According to the American Veterinary Association, “pets' cold tolerance can vary from pet to pet based on their coat, body fat stores, activity level, and health.” Pets with conditions such as arthritis or other health complications are more susceptible to a dip in temperatures. Now is a good time to prepare for cold weather and take precautions to keep your pets warm.
Look out for your animals
- Keep pets inside during cold weather.
- If you have outdoor cats, or if you help care for neighborhood cats, provide adequate shelter from cold weather. Ideas for temporary emergency shelters, and permanent winter shelters are available from Alley Cat Allies and Neighborhood Cats.
- Let longer-haired dogs keep their warm coats, and consider investing in a sweater or coat for short-haired breeds.
- Keep poisons, including antifreeze and rock salt (commonly used for melting ice), away from animals. Visit the ASPCA Animal Poison Control Center for more information.
- Wipe a dog’s paws to rid them of rock salt that may be spread on outdoor paths or roads.
- Before starting your vehicle, bang the car hood to warn small critters that may curl up on the engine to keep warm.
- Leash dogs during snow storms, when dogs may lose their scent and get lost. Make sure your pet’s identification and contact information is up-to-date. Check out Multnomah County Animal Services’ Lost and Found Pet Reports to reunite quickly with a missing pet.
Livestock need protection, too
- Provide appropriate shelter from the elements for horses and other livestock. While some livestock may be able to withstand colder temperatures, structured shelter out of the elements is critical to health and wellness. Dry bedding and proper ventilation offer protection.
- Take proactive steps to address health conditions. Like companion pets, livestock with health conditions are more vulnerable to inclement weather. This includes animals that may be pregnant. Check in with your veterinarian for animals that may need more attention during cold weather.
- Ensure access to water — specifically fresh, unfrozen water.
Multnomah County Animal Services also enforces adequate shelter laws. Adequate shelter defined under Oregon State Statute ORS 167.310 (b) (A-G) is a barn, doghouse or other enclosed structure sufficient to protect a domestic animal from wind, rain, snow or sun that has adequate bedding to protect against cold and dampness and maintained to protect the domestic animal from weather and physical injury. You can read and view examples of adequate and inadequate shelter here.

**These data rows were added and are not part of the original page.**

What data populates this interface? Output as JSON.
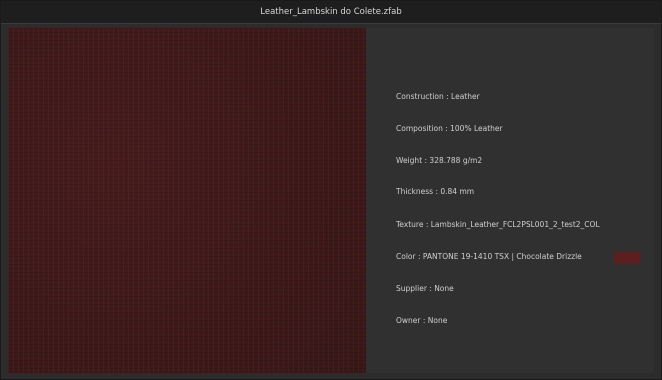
{
  "window": {
    "title": "Leather_Lambskin do Colete.zfab"
  },
  "info": {
    "construction": "Construction : Leather",
    "composition": "Composition : 100% Leather",
    "weight": "Weight : 328.788 g/m2",
    "thickness": "Thickness : 0.84 mm",
    "texture": "Texture : Lambskin_Leather_FCL2PSL001_2_test2_COL",
    "color": "Color : PANTONE 19-1410 TSX | Chocolate Drizzle",
    "supplier": "Supplier : None",
    "owner": "Owner : None"
  },
  "colors": {
    "swatch": "#3d1a1a",
    "color_chip": "#5b1f1f",
    "panel_bg": "#303030",
    "titlebar_bg": "#1e1e1e"
  }
}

For emergency services for animals in cold weather, or for more information, call: (503) 988-7387
Cold Weather Resources for People

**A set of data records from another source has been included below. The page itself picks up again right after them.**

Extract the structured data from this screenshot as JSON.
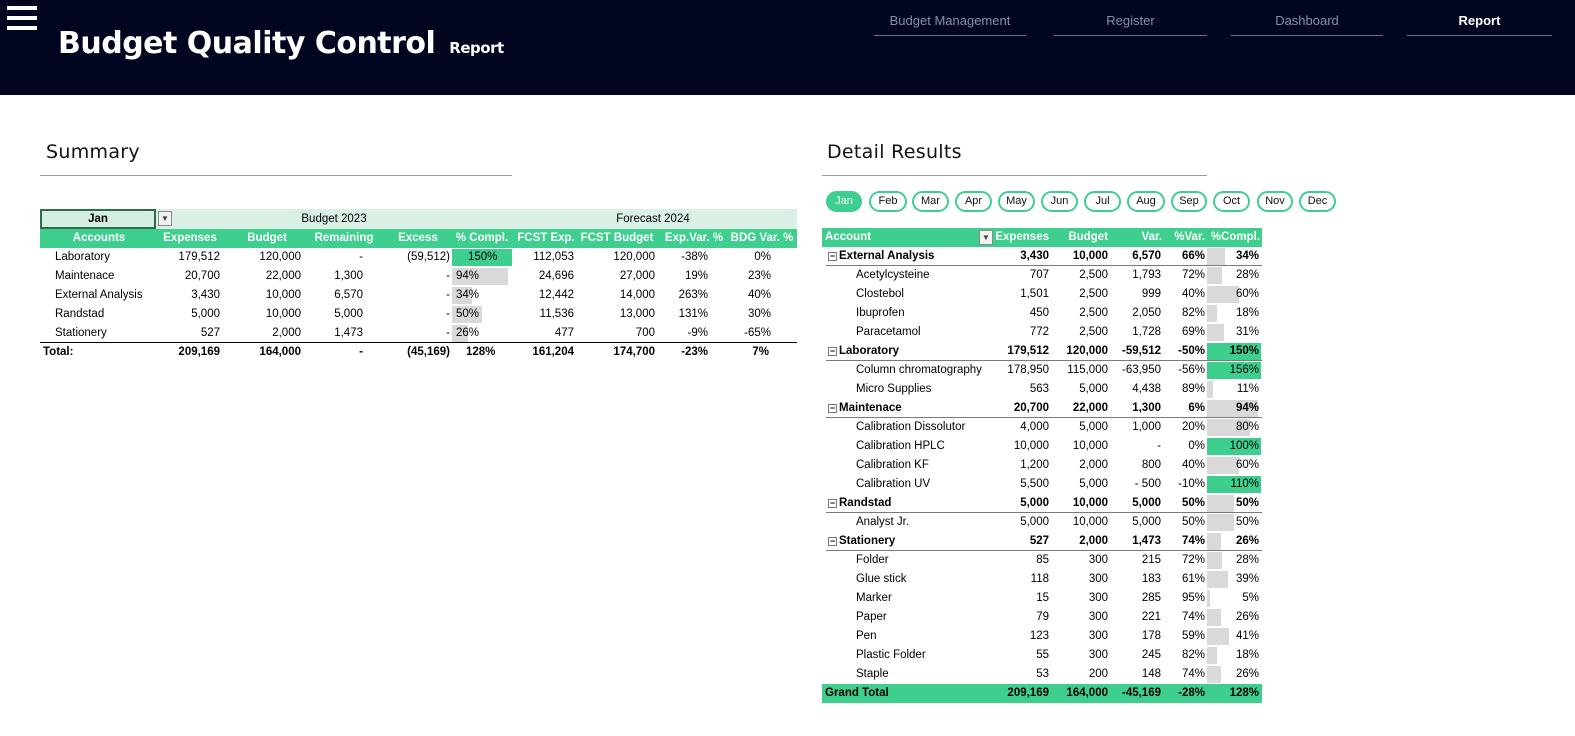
{
  "header": {
    "title": "Budget Quality Control",
    "subtitle": "Report",
    "nav": [
      "Budget Management",
      "Register",
      "Dashboard",
      "Report"
    ],
    "active_nav": "Report"
  },
  "summary": {
    "title": "Summary",
    "selected_month": "Jan",
    "group_budget": "Budget 2023",
    "group_forecast": "Forecast 2024",
    "columns": [
      "Accounts",
      "Expenses",
      "Budget",
      "Remaining",
      "Excess",
      "% Compl.",
      "FCST Exp.",
      "FCST Budget",
      "Exp.Var. %",
      "BDG Var. %"
    ],
    "rows": [
      {
        "account": "Laboratory",
        "expenses": "179,512",
        "budget": "120,000",
        "remaining": "-",
        "excess": "(59,512)",
        "compl": "150%",
        "compl_value": 1.5,
        "fcst_exp": "112,053",
        "fcst_budget": "120,000",
        "exp_var": "-38%",
        "bdg_var": "0%"
      },
      {
        "account": "Maintenace",
        "expenses": "20,700",
        "budget": "22,000",
        "remaining": "1,300",
        "excess": "-",
        "compl": "94%",
        "compl_value": 0.94,
        "fcst_exp": "24,696",
        "fcst_budget": "27,000",
        "exp_var": "19%",
        "bdg_var": "23%"
      },
      {
        "account": "External Analysis",
        "expenses": "3,430",
        "budget": "10,000",
        "remaining": "6,570",
        "excess": "-",
        "compl": "34%",
        "compl_value": 0.34,
        "fcst_exp": "12,442",
        "fcst_budget": "14,000",
        "exp_var": "263%",
        "bdg_var": "40%"
      },
      {
        "account": "Randstad",
        "expenses": "5,000",
        "budget": "10,000",
        "remaining": "5,000",
        "excess": "-",
        "compl": "50%",
        "compl_value": 0.5,
        "fcst_exp": "11,536",
        "fcst_budget": "13,000",
        "exp_var": "131%",
        "bdg_var": "30%"
      },
      {
        "account": "Stationery",
        "expenses": "527",
        "budget": "2,000",
        "remaining": "1,473",
        "excess": "-",
        "compl": "26%",
        "compl_value": 0.26,
        "fcst_exp": "477",
        "fcst_budget": "700",
        "exp_var": "-9%",
        "bdg_var": "-65%"
      }
    ],
    "total": {
      "account": "Total:",
      "expenses": "209,169",
      "budget": "164,000",
      "remaining": "-",
      "excess": "(45,169)",
      "compl": "128%",
      "fcst_exp": "161,204",
      "fcst_budget": "174,700",
      "exp_var": "-23%",
      "bdg_var": "7%"
    }
  },
  "detail": {
    "title": "Detail Results",
    "months": [
      "Jan",
      "Feb",
      "Mar",
      "Apr",
      "May",
      "Jun",
      "Jul",
      "Aug",
      "Sep",
      "Oct",
      "Nov",
      "Dec"
    ],
    "active_month": "Jan",
    "columns": [
      "Account",
      "Expenses",
      "Budget",
      "Var.",
      "%Var.",
      "%Compl."
    ],
    "rows": [
      {
        "group": true,
        "account": "External Analysis",
        "expenses": "3,430",
        "budget": "10,000",
        "var": "6,570",
        "pvar": "66%",
        "compl": "34%",
        "compl_value": 0.34
      },
      {
        "group": false,
        "account": "Acetylcysteine",
        "expenses": "707",
        "budget": "2,500",
        "var": "1,793",
        "pvar": "72%",
        "compl": "28%",
        "compl_value": 0.28
      },
      {
        "group": false,
        "account": "Clostebol",
        "expenses": "1,501",
        "budget": "2,500",
        "var": "999",
        "pvar": "40%",
        "compl": "60%",
        "compl_value": 0.6
      },
      {
        "group": false,
        "account": "Ibuprofen",
        "expenses": "450",
        "budget": "2,500",
        "var": "2,050",
        "pvar": "82%",
        "compl": "18%",
        "compl_value": 0.18
      },
      {
        "group": false,
        "account": "Paracetamol",
        "expenses": "772",
        "budget": "2,500",
        "var": "1,728",
        "pvar": "69%",
        "compl": "31%",
        "compl_value": 0.31
      },
      {
        "group": true,
        "account": "Laboratory",
        "expenses": "179,512",
        "budget": "120,000",
        "var": "-59,512",
        "pvar": "-50%",
        "compl": "150%",
        "compl_value": 1.5
      },
      {
        "group": false,
        "account": "Column chromatography",
        "expenses": "178,950",
        "budget": "115,000",
        "var": "-63,950",
        "pvar": "-56%",
        "compl": "156%",
        "compl_value": 1.56
      },
      {
        "group": false,
        "account": "Micro Supplies",
        "expenses": "563",
        "budget": "5,000",
        "var": "4,438",
        "pvar": "89%",
        "compl": "11%",
        "compl_value": 0.11
      },
      {
        "group": true,
        "account": "Maintenace",
        "expenses": "20,700",
        "budget": "22,000",
        "var": "1,300",
        "pvar": "6%",
        "compl": "94%",
        "compl_value": 0.94
      },
      {
        "group": false,
        "account": "Calibration Dissolutor",
        "expenses": "4,000",
        "budget": "5,000",
        "var": "1,000",
        "pvar": "20%",
        "compl": "80%",
        "compl_value": 0.8
      },
      {
        "group": false,
        "account": "Calibration HPLC",
        "expenses": "10,000",
        "budget": "10,000",
        "var": "-",
        "pvar": "0%",
        "compl": "100%",
        "compl_value": 1.0
      },
      {
        "group": false,
        "account": "Calibration KF",
        "expenses": "1,200",
        "budget": "2,000",
        "var": "800",
        "pvar": "40%",
        "compl": "60%",
        "compl_value": 0.6
      },
      {
        "group": false,
        "account": "Calibration UV",
        "expenses": "5,500",
        "budget": "5,000",
        "var": "-   500",
        "pvar": "-10%",
        "compl": "110%",
        "compl_value": 1.1
      },
      {
        "group": true,
        "account": "Randstad",
        "expenses": "5,000",
        "budget": "10,000",
        "var": "5,000",
        "pvar": "50%",
        "compl": "50%",
        "compl_value": 0.5
      },
      {
        "group": false,
        "account": "Analyst Jr.",
        "expenses": "5,000",
        "budget": "10,000",
        "var": "5,000",
        "pvar": "50%",
        "compl": "50%",
        "compl_value": 0.5
      },
      {
        "group": true,
        "account": "Stationery",
        "expenses": "527",
        "budget": "2,000",
        "var": "1,473",
        "pvar": "74%",
        "compl": "26%",
        "compl_value": 0.26
      },
      {
        "group": false,
        "account": "Folder",
        "expenses": "85",
        "budget": "300",
        "var": "215",
        "pvar": "72%",
        "compl": "28%",
        "compl_value": 0.28
      },
      {
        "group": false,
        "account": "Glue stick",
        "expenses": "118",
        "budget": "300",
        "var": "183",
        "pvar": "61%",
        "compl": "39%",
        "compl_value": 0.39
      },
      {
        "group": false,
        "account": "Marker",
        "expenses": "15",
        "budget": "300",
        "var": "285",
        "pvar": "95%",
        "compl": "5%",
        "compl_value": 0.05
      },
      {
        "group": false,
        "account": "Paper",
        "expenses": "79",
        "budget": "300",
        "var": "221",
        "pvar": "74%",
        "compl": "26%",
        "compl_value": 0.26
      },
      {
        "group": false,
        "account": "Pen",
        "expenses": "123",
        "budget": "300",
        "var": "178",
        "pvar": "59%",
        "compl": "41%",
        "compl_value": 0.41
      },
      {
        "group": false,
        "account": "Plastic Folder",
        "expenses": "55",
        "budget": "300",
        "var": "245",
        "pvar": "82%",
        "compl": "18%",
        "compl_value": 0.18
      },
      {
        "group": false,
        "account": "Staple",
        "expenses": "53",
        "budget": "200",
        "var": "148",
        "pvar": "74%",
        "compl": "26%",
        "compl_value": 0.26
      }
    ],
    "grand_total": {
      "account": "Grand Total",
      "expenses": "209,169",
      "budget": "164,000",
      "var": "-45,169",
      "pvar": "-28%",
      "compl": "128%"
    }
  },
  "colors": {
    "header_bg": "#020520",
    "accent": "#3ecf8e",
    "bar_gray": "#d9d9d9"
  },
  "icons": {
    "menu": "hamburger-icon",
    "collapse": "minus-box-icon",
    "filter": "dropdown-arrow-icon"
  }
}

During cold weather, bodies can lose heat fast and a person may not always realize when that happens. When a person's body temperature drops, they may be unable to think clearly or move well.
If someone is shivering uncontrollably, or suffering confusion, slurred speech or drowsiness after prolonged exposure to cold, call 9-1-1 and then get them warm and dry.
- You’ll find the latest news on storms, warming centers and shelters, and learn how to stay safe at home and on the roads at the Multnomah County Care for When It's Cold webpage.
- You can find signs and symptoms of hypothermia, Frostbite and some Tips to Stay Warm here.
- The Resources for Community Organizations Conducting Outreach webpage includes some basic talking points and questions you can ask.
- If you often take Trimet and would like the most current information about their operations, visit the Trimet Help Center to learn how to stay up to date.
- National Weather Service: Check the forecast and plan outdoor activities for the warmest times of day.
- Visit 211info.org for the most up to date information on:
- Available resources (including energy assistance), the nearest available shelter, and transportation options.
- Where you can donate winter weather items to those who need it.
- Aging and Disability Resource Connection: 24-hour information and assistance to older people, people with disabilities and caregivers. Call 503-988-3646 or email email@example.com
Electricity & Power Outages
Avoid walking near downed or low-hanging power lines. If and/or when the lights go out, here's who to call:
- PGE: Report an outage or check out the outage map
- Pacific Power: Report an outage or check the outage map
Thank you for serving our communities while staying safe and strong.